[Task description] Tally how many lines in the data hold the word "Employee", and give the result with no other text.

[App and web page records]
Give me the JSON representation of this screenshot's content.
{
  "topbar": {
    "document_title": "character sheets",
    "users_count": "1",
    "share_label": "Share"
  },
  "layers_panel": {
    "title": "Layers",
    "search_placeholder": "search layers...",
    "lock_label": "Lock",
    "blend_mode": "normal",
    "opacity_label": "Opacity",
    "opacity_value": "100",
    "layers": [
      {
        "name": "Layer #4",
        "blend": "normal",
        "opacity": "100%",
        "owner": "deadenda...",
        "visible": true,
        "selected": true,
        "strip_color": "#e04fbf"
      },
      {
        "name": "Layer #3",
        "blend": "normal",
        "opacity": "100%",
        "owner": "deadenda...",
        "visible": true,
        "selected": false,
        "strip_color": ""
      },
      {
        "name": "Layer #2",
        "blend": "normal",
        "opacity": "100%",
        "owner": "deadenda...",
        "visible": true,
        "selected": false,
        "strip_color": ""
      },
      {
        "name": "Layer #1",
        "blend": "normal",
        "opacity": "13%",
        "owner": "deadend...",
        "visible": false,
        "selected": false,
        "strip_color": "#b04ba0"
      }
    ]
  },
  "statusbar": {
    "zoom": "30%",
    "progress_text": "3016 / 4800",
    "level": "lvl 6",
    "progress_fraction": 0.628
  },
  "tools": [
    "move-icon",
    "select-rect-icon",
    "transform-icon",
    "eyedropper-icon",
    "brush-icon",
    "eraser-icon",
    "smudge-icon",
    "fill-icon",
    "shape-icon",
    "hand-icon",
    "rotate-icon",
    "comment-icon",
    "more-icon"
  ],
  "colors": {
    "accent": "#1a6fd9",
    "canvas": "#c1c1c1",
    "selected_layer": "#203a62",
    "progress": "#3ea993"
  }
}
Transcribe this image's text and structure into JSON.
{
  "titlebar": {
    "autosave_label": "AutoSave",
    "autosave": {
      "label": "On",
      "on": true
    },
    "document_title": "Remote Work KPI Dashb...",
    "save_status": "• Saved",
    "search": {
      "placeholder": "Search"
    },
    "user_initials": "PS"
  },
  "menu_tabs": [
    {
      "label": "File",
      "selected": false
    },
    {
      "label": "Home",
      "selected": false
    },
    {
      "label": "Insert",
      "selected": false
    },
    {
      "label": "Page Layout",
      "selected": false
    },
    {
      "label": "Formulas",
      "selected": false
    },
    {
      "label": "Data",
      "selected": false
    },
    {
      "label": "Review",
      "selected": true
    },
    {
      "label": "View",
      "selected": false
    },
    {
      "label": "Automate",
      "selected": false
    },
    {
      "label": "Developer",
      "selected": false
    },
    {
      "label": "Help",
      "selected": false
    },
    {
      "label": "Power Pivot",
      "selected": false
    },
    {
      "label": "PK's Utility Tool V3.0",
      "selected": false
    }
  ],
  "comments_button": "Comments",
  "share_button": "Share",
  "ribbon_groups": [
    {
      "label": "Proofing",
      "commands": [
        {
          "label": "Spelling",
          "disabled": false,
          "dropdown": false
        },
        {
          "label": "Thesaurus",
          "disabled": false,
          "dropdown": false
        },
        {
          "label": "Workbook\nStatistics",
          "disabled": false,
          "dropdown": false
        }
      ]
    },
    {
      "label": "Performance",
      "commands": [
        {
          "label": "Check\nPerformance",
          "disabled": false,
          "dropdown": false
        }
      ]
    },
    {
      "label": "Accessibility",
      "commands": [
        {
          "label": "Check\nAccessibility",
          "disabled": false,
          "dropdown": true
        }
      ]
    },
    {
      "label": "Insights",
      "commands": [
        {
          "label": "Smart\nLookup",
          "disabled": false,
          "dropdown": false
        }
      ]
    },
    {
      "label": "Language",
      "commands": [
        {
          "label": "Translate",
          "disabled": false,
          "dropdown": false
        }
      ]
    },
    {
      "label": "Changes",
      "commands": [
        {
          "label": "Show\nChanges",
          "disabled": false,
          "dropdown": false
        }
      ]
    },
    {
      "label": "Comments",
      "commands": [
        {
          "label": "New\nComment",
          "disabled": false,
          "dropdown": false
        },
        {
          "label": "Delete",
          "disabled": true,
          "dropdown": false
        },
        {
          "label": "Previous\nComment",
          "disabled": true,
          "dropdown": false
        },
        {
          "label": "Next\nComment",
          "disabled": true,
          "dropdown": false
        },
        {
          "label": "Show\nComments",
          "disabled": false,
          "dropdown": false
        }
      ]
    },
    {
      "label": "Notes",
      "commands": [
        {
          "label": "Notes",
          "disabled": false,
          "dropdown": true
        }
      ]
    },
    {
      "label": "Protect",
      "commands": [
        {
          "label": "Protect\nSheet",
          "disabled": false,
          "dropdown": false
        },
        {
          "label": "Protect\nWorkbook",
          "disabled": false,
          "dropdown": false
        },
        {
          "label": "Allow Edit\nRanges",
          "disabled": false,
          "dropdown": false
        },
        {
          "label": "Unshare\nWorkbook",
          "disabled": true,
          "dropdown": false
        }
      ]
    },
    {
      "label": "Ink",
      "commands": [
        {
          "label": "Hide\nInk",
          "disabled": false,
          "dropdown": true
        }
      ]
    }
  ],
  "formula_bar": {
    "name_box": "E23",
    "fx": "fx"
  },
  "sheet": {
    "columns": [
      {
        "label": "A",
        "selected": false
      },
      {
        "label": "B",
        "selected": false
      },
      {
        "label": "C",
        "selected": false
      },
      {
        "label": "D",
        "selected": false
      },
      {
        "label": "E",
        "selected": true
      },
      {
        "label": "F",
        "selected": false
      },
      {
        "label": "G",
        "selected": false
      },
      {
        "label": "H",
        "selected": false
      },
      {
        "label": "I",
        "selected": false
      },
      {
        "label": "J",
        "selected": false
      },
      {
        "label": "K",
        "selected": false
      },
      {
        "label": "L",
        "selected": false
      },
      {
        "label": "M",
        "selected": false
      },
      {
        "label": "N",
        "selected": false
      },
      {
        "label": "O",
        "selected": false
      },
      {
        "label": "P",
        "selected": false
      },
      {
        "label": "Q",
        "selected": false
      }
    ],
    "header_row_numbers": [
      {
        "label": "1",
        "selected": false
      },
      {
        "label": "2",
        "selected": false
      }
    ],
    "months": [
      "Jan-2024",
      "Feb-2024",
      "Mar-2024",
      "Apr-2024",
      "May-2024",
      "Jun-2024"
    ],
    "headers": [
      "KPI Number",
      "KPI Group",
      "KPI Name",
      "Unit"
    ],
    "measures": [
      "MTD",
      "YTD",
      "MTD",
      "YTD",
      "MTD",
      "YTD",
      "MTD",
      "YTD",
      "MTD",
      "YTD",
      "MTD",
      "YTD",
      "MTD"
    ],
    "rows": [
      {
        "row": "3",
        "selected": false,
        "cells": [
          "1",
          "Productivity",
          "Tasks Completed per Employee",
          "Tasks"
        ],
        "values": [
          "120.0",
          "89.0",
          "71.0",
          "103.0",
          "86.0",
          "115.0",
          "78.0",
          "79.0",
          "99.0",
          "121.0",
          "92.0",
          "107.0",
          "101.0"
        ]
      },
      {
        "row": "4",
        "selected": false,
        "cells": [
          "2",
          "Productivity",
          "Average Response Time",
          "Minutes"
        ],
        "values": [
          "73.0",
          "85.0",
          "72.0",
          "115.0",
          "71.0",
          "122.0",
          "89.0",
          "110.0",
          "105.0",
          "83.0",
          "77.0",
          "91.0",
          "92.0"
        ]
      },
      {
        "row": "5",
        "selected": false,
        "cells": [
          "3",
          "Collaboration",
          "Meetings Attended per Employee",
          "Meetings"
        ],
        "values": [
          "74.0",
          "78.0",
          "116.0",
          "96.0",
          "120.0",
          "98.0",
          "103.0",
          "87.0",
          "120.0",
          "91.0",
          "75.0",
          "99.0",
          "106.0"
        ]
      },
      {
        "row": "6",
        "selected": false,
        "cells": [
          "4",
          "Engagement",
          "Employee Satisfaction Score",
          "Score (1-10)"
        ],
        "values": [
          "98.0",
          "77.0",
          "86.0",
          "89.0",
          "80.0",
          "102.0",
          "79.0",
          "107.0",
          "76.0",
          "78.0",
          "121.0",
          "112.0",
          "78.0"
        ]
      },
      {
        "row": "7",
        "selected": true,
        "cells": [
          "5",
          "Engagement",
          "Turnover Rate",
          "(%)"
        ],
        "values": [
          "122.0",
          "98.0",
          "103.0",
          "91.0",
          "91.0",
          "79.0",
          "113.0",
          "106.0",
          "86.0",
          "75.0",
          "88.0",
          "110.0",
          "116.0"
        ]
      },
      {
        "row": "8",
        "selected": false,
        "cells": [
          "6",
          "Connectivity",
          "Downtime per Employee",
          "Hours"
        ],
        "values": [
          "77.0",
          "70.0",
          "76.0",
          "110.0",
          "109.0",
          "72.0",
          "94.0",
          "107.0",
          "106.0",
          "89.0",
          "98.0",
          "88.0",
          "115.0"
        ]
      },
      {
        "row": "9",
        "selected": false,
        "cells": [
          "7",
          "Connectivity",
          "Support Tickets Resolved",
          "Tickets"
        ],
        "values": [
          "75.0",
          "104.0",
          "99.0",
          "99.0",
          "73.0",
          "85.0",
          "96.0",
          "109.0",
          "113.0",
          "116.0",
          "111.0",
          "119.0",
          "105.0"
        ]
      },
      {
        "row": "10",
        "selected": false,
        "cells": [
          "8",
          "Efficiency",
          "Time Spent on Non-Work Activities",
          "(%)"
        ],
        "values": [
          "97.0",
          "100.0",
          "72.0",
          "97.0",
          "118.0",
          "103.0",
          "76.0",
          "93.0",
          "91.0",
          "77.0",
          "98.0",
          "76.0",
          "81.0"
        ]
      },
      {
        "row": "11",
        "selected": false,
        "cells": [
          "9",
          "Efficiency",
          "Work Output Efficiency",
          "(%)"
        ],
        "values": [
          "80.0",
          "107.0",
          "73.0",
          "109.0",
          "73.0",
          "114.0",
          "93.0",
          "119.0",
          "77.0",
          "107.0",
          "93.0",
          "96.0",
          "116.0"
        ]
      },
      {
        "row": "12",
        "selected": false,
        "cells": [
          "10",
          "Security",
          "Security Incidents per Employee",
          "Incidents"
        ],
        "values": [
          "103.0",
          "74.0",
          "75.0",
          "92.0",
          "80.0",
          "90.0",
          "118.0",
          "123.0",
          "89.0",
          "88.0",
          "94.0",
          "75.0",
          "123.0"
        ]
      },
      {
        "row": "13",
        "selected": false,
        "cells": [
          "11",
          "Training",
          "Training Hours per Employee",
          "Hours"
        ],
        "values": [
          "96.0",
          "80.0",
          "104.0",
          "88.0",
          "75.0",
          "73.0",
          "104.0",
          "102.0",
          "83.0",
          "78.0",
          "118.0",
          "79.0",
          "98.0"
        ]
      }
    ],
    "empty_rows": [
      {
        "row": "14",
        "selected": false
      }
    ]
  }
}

[Answer to the problem] 6